The first stop was Liberty Island. Liberty Island offers a nice view on the Manhattan skyline. Undisguised, blatantly open – a beautiful sight towards Downtown New York. The isle by itself is small, of course. It only has the Statue of Liberty, a restaurant, and a souvenir shop. Everything you need to keep tourists on it for one hour max. The statue by itself is impressive. It’s big and tall, and nice to shoot a memory photo of. I wonder what it must be like to go on top and see the open sea from its crown. Since I missed the ferry after 30 mins, I wandered around for an additional thirty minutes. I ran across a film crew from Holland filming a guy talking with the Manhattan skyline in the background. I also went inside the souvenir store just to see what
overprized crap interesting pieces they had to offer. Came to find that I most likely would be better off buying my stuff in Chinatown than there.

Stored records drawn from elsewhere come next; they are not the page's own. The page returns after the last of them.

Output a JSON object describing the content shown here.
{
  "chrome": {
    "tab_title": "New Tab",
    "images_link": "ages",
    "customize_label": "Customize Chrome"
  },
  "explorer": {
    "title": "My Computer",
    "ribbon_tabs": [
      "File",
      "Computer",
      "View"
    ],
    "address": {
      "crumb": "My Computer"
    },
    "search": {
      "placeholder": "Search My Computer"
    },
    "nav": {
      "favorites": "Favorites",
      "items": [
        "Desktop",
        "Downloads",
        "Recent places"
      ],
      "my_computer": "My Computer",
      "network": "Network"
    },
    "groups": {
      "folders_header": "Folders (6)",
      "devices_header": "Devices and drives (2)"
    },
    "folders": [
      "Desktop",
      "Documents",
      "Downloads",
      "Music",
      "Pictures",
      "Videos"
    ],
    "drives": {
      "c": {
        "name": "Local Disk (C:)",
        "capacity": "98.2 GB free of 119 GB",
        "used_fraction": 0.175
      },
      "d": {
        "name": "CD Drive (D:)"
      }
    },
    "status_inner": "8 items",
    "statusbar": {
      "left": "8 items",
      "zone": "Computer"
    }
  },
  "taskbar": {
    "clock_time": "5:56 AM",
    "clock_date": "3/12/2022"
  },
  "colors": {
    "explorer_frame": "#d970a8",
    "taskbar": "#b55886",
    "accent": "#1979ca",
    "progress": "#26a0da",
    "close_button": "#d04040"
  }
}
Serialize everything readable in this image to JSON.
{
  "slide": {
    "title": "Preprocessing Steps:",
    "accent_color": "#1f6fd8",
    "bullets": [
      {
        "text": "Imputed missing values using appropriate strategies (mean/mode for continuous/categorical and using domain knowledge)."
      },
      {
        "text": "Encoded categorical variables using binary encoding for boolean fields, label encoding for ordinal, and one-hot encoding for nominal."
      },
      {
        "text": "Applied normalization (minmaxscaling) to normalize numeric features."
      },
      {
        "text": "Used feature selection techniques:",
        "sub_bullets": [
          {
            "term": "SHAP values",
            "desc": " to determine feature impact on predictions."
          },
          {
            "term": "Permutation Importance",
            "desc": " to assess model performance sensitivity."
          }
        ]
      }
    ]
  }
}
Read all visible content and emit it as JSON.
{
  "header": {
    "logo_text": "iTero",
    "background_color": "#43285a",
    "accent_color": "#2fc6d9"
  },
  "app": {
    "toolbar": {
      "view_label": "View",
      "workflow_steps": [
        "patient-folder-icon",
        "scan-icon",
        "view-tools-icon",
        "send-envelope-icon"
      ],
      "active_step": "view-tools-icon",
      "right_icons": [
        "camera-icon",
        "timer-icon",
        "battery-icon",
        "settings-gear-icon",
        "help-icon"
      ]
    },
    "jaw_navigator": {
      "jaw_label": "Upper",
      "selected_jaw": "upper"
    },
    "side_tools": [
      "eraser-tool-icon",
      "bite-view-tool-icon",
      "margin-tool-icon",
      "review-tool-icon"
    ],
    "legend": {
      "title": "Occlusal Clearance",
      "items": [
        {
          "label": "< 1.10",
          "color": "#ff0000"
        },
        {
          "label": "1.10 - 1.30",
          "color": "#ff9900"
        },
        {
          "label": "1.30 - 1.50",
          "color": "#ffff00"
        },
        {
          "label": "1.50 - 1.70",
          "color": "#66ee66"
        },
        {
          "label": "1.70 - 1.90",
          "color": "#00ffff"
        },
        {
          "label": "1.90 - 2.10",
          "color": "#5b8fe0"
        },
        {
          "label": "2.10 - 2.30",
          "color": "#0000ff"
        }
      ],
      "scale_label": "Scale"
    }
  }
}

A great thing the ferry to Liberty Island has to offer is a detour to Ellis Island. This was actually a trip I had been looking forward to. Magical images of all sorts of immigrants who first set foot onto the Promised Land popped into my mind. But after seeing several documentary writings and reading through some of the background info, I left the first floor with a rather sick feeling to my stomach. I hadn’t known that some people had signed indenture documents to offer their services in exchange for the travel fee. While the history of the African slaves had been somewhat known to me, it still made my stomach twist to listen to and read eye witness stories from the 19th century on how they were hurdled together, one next to another, into a boat for 7 weeks straight and then sold off to high prospects farms in the South. Not to mention the Native American history and the fates they had endured.
Ellis Island is definitely going to give you a lesson in American History I. A common phrase “the Island of Hope and the Island of Tears” refers to the 98% of people who were accepted and the 2% of immigrants who had to return home and were deported. After reading through some very touching stories I sometimes wondered why people still wanted to wander off onto the New Continent…
Aside from exhibitions, the three story main building offers the Great Hall, which is the place people were admitted, right next to the Mental Testing Center and Examination Station. What I found most interesting were the personal item of pieces people had forgotten or donated to the Ellis Island Museum. Festive wedding dresses, tiny children’s shoes, daily housewares from over 100 years ago. This museum has been built up after 1984 and the former employees and volunteers have done quite a job in doing so. I am thankful to have seen so many historic pieces and to get to know this part of American history better, thanks to the Ellis Island project. I would highly recommend anyone to stop by here, if even only for half an hour.
Of course this was not the first time I had seen the Statue of Liberty from close by. So what some of my touristy friends and even I have done is to simply take the Staten Island ferry which departs from the Whitehall Terminal. It leaves every 20 mins during daytime and from late nights on every hour. Also, it ships very close to the Blue Lady and for some that is truly the only view they need. A positive aspect is that you don’t have to endure the long wait you would if you were to take the Liberty Island ferry. And even though you see a very long line of people waiting ahead of you, usually everyone who is waiting on the top floor gets on board of the ferry. So don’t lose hope, you most likely will make it. Now there is not really much to do on Staten Island itself, so I can only recommend riding back with the very next boat. They are for free, which makes out another advantage for those who are tired of spending endless amounts of dollars on fantastic things to do in New York!
[For more pictures on the Staten Island Ferry and Whitehall terminal, go here]